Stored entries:

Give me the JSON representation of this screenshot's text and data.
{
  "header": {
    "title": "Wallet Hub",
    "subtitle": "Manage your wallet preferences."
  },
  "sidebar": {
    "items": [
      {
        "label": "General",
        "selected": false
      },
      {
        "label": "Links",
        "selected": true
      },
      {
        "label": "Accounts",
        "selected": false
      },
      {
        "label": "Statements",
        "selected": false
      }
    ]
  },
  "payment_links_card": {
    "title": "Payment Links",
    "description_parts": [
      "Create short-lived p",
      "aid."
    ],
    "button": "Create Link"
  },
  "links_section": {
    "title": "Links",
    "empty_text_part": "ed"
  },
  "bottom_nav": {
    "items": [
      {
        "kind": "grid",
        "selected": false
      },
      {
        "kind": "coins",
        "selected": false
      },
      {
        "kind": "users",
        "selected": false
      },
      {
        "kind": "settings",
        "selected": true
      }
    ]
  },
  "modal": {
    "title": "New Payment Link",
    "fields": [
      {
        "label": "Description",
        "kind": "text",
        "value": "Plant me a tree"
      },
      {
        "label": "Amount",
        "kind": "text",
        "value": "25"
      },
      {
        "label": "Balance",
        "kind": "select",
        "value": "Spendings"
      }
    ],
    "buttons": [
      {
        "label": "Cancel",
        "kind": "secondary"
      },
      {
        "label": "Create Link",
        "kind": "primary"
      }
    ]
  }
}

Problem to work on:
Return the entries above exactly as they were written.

Exercise result:
Give me the JSON representation of this screenshot's text and data.
{
  "header": {
    "title": "Wallet Hub",
    "subtitle": "Manage your wallet preferences."
  },
  "sidebar": {
    "items": [
      {
        "label": "General",
        "selected": false
      },
      {
        "label": "Links",
        "selected": true
      },
      {
        "label": "Accounts",
        "selected": false
      },
      {
        "label": "Statements",
        "selected": false
      }
    ]
  },
  "payment_links_card": {
    "title": "Payment Links",
    "description_parts": [
      "Create short-lived p",
      "aid."
    ],
    "button": "Create Link"
  },
  "links_section": {
    "title": "Links",
    "empty_text_part": "ed"
  },
  "bottom_nav": {
    "items": [
      {
        "kind": "grid",
        "selected": false
      },
      {
        "kind": "coins",
        "selected": false
      },
      {
        "kind": "users",
        "selected": false
      },
      {
        "kind": "settings",
        "selected": true
      }
    ]
  },
  "modal": {
    "title": "New Payment Link",
    "fields": [
      {
        "label": "Description",
        "kind": "text",
        "value": "Plant me a tree"
      },
      {
        "label": "Amount",
        "kind": "text",
        "value": "25"
      },
      {
        "label": "Balance",
        "kind": "select",
        "value": "Spendings"
      }
    ],
    "buttons": [
      {
        "label": "Cancel",
        "kind": "secondary"
      },
      {
        "label": "Create Link",
        "kind": "primary"
      }
    ]
  }
}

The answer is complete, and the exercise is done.